> _Action item_
What number of lines in the records below hold the word "ahnu"? Give that number alone.

Excerpted data Block Start

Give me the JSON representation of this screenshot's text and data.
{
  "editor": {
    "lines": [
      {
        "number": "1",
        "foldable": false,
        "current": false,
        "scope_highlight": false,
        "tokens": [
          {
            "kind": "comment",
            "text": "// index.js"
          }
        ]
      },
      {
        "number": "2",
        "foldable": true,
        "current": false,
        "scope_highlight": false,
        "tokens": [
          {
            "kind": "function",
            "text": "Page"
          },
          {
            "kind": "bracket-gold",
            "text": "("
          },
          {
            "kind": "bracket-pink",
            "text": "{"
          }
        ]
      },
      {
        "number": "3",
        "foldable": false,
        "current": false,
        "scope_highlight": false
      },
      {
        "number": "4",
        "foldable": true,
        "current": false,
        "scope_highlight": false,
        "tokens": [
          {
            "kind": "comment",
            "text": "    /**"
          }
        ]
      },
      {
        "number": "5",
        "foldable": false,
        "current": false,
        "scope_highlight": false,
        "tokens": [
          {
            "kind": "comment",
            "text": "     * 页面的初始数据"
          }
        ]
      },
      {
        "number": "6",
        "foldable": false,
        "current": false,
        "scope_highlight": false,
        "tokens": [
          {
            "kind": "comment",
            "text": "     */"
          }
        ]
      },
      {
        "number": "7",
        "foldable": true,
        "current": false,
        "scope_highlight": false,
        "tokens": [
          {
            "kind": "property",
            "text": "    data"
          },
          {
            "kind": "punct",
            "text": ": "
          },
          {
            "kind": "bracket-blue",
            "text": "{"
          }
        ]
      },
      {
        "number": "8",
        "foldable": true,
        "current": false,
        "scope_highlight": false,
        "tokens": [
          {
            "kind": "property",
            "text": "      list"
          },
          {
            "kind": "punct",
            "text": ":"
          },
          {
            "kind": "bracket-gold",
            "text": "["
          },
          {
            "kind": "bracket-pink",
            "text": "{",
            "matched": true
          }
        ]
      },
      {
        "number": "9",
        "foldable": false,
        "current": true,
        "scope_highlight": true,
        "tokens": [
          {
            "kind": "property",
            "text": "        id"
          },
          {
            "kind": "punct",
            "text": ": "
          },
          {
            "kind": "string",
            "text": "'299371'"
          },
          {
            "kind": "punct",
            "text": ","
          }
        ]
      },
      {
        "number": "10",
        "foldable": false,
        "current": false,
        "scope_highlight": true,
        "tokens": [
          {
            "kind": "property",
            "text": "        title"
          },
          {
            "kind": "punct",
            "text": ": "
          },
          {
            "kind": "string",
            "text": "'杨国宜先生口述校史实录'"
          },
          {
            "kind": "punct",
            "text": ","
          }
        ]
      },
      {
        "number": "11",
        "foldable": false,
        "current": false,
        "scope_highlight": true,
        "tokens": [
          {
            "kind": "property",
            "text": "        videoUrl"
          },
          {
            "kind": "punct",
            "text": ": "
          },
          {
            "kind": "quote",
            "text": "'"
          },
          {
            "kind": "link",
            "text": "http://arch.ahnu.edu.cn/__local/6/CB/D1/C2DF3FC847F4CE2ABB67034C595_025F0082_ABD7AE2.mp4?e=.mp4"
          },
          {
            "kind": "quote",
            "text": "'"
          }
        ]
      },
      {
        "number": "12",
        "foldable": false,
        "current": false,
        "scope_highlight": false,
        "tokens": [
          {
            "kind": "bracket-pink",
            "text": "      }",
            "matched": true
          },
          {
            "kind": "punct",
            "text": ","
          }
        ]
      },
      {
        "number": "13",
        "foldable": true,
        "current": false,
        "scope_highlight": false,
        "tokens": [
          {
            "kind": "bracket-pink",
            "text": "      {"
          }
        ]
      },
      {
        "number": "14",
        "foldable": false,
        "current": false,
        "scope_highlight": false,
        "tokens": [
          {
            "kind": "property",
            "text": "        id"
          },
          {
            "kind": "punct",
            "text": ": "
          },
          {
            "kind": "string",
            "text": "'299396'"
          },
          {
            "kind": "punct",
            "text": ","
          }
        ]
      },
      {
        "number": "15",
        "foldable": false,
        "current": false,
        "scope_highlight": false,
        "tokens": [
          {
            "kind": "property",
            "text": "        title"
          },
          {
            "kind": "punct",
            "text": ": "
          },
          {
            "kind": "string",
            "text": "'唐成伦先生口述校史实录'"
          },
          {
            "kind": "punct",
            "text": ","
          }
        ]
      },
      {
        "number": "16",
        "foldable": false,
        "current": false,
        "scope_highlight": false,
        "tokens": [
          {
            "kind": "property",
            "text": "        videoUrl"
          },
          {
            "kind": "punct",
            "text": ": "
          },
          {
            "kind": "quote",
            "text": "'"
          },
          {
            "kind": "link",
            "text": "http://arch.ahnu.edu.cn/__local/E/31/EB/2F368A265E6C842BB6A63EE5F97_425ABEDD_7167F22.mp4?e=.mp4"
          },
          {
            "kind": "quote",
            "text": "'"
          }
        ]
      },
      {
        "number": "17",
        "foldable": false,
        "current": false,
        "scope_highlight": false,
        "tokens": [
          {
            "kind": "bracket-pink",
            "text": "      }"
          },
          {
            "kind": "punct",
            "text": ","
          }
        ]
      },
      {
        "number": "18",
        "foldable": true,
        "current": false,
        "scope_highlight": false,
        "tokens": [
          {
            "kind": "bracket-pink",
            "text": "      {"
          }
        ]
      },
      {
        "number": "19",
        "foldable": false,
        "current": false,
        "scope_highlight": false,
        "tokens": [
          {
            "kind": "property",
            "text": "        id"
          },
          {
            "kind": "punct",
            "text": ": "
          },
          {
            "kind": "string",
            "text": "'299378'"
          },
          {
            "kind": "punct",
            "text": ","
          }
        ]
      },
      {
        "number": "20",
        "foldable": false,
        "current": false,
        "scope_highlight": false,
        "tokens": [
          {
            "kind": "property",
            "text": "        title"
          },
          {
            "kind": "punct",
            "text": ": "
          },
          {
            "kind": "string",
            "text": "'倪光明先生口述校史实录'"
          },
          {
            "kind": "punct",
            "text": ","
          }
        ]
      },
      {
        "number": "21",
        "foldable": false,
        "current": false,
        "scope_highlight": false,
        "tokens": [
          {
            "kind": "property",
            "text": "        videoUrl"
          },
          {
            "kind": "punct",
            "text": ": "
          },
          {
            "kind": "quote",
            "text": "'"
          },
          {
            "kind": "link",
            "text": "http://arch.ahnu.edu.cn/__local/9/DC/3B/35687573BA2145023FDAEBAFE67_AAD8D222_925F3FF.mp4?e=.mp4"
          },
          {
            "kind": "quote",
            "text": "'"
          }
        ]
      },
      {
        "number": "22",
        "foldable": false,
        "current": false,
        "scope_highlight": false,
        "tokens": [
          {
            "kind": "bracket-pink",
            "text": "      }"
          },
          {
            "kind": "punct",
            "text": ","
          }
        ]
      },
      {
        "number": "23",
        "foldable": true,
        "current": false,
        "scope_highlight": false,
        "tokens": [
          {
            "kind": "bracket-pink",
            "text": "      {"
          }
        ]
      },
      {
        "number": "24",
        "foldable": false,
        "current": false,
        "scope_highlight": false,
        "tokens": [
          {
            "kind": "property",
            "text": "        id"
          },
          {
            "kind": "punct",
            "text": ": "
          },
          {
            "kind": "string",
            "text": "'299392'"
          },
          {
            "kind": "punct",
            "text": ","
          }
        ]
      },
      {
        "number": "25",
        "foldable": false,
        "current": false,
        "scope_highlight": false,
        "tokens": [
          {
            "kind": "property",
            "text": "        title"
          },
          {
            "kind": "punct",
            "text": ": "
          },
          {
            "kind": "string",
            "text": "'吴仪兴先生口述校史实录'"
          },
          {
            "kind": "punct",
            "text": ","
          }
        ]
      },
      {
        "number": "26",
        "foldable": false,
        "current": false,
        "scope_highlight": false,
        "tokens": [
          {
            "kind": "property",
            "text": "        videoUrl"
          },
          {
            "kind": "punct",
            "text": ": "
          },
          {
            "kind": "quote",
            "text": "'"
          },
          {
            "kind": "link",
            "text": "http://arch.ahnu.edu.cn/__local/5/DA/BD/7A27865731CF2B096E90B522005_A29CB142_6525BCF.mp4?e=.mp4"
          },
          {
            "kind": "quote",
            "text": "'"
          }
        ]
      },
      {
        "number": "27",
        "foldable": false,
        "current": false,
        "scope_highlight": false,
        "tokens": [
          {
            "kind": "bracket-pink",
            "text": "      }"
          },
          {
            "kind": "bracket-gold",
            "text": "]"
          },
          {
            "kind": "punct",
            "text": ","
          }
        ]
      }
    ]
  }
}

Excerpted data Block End

> _Solved exercise_
4